Kefayati S., Ikhsan A. S. , Sutyemez M., Paizila A., Topcu H., BÜKÜCÜ Ş. B. , et al.

TREE GENETICS & GENOMES, cilt.15, 2019 (SCI İndekslerine Giren Dergi) identifier identifier

  • Cilt numarası: 15 Konu: 1
  • Basım Tarihi: 2019
  • Doi Numarası: 10.1007/s11295-019-1318-9
  • Dergi Adı: TREE GENETICS & GENOMES

Özet

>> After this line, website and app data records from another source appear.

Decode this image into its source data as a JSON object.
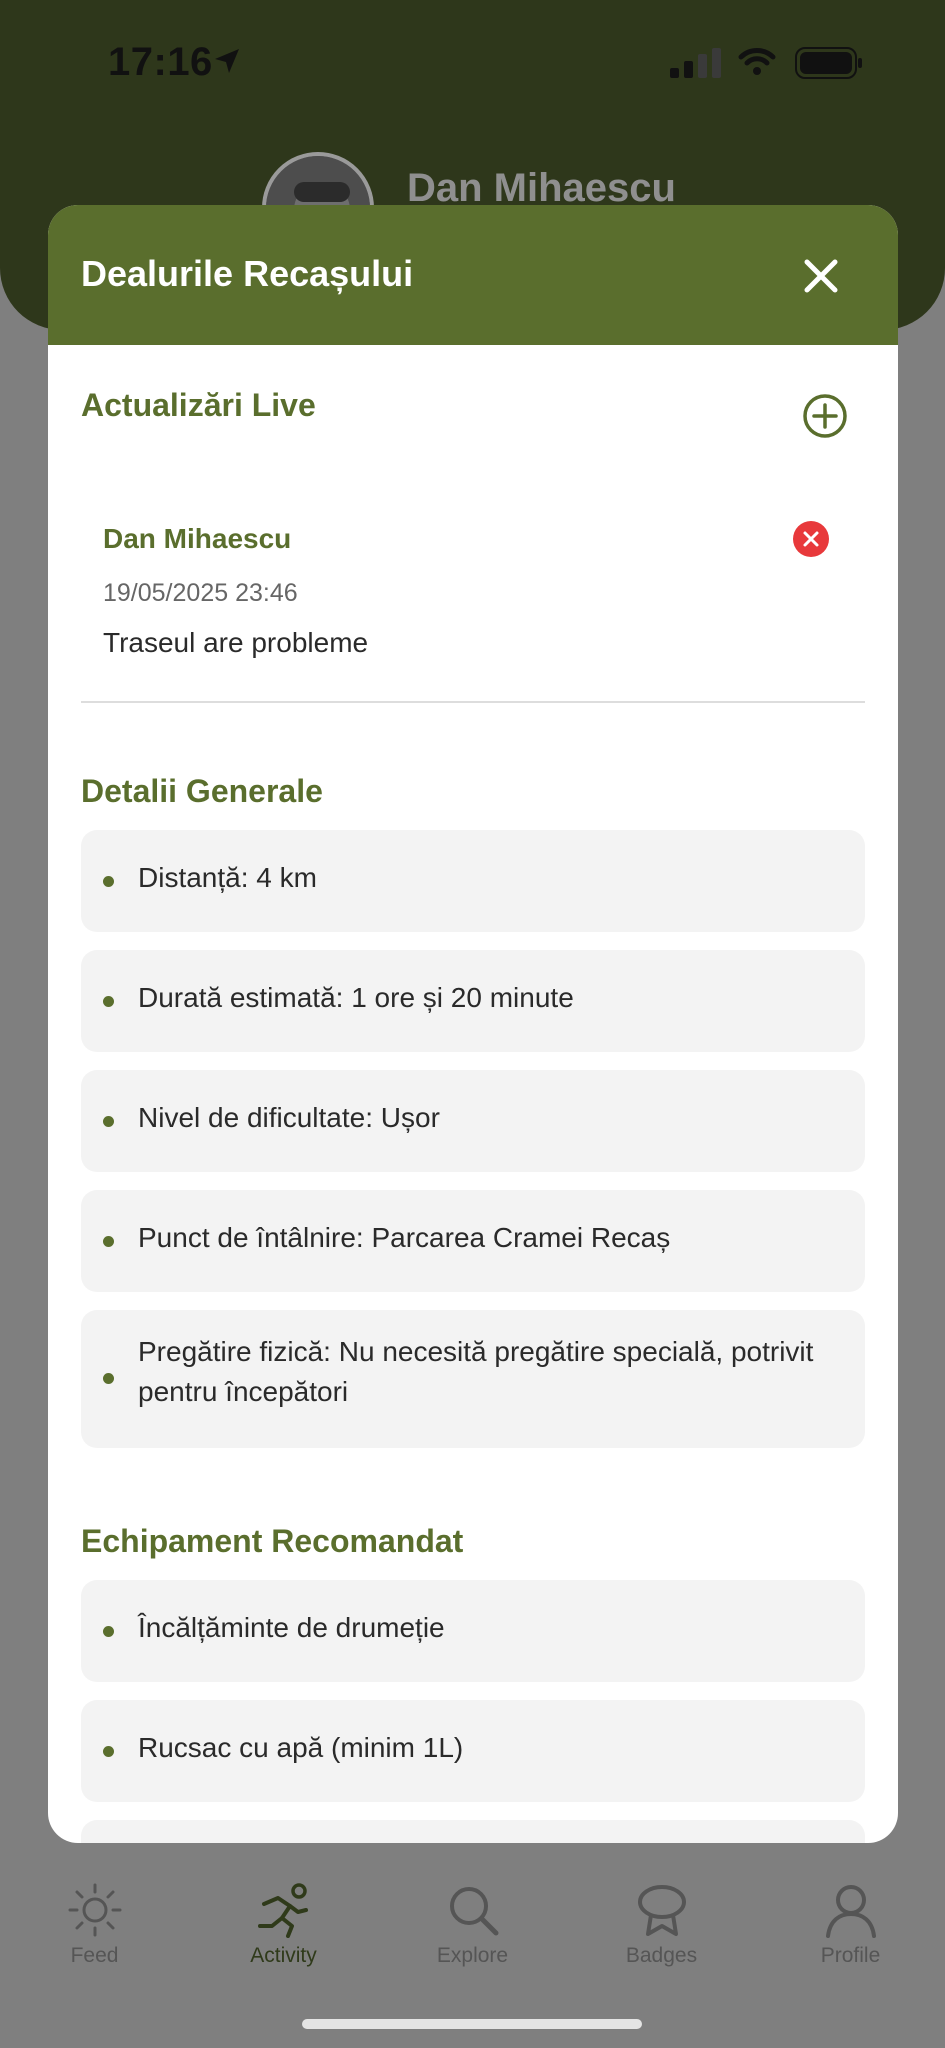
{
  "status": {
    "time": "17:16"
  },
  "header": {
    "user_name": "Dan Mihaescu"
  },
  "modal": {
    "title": "Dealurile Recașului",
    "live_updates": {
      "title": "Actualizări Live",
      "items": [
        {
          "author": "Dan Mihaescu",
          "date": "19/05/2025 23:46",
          "text": "Traseul are probleme"
        }
      ]
    },
    "general": {
      "title": "Detalii Generale",
      "items": [
        "Distanță: 4 km",
        "Durată estimată: 1 ore și 20 minute",
        "Nivel de dificultate: Ușor",
        "Punct de întâlnire: Parcarea Cramei Recaș",
        "Pregătire fizică: Nu necesită pregătire specială, potrivit pentru începători"
      ]
    },
    "equipment": {
      "title": "Echipament Recomandat",
      "items": [
        "Încălțăminte de drumeție",
        "Rucsac cu apă (minim 1L)"
      ]
    }
  },
  "tabs": [
    {
      "label": "Feed",
      "icon": "sun-icon"
    },
    {
      "label": "Activity",
      "icon": "running-icon",
      "active": true
    },
    {
      "label": "Explore",
      "icon": "search-icon"
    },
    {
      "label": "Badges",
      "icon": "badge-icon"
    },
    {
      "label": "Profile",
      "icon": "profile-icon"
    }
  ],
  "colors": {
    "accent": "#5a6e2d",
    "header_dark": "#2e371b",
    "danger": "#e8393b"
  }
}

Walnut (Juglans regia L.) is one of the most important nut tree species. Simple sequence repeat (SSR)-based genetic linkage maps are valuable and effective tools for studies on integrative and comparative mapping. The data available in literature on walnut is inadequate for linkage mapping. Therefore, in the present study, we aimed to construct the first SSR-based genetic linkage map using the Chandler'xKaplan-86' F1 population and to identify QTL (Quantitative Trait Loci) for leafing time in walnut. A total of 386 SSRs were mapped to 16 linkage groups (LGs) after screening 1437 SSR primer pairs. Among the mapped markers, 166 SSRs (43.0%) were heterozygous in both the parents, whereas 113 (29.3%) and 107 (27.7%) markers were from one of the parents that were integrated into the female and male maps, respectively. The total length of the consensus map was 1568.2cM, with an average length of 98.0cM. It included an average of 24.1 markers per LG, and the mean distance between SSR markers was 4.3cM. The Chandler maternal linkage map included 279 SSR markers of total map length 1285.8cM, whereas the Kaplan-86 male genetic map contained 273 SSRs of total map length 1574.4cM. The SSR-based linkage maps presented in this study are moderately dense and can be considered as a fundamental genetic linkage map for further genetic and molecular studies in walnut, as well as in other Juglans species. A major QTL was identified for leafing time on LG4 explaining 52.0-68.8% of the phenotypic variation at similar positions in parental and consensus maps. The identified QTL region with associate markers can be potential for marker-assisted selection in the future for walnut breeding programs.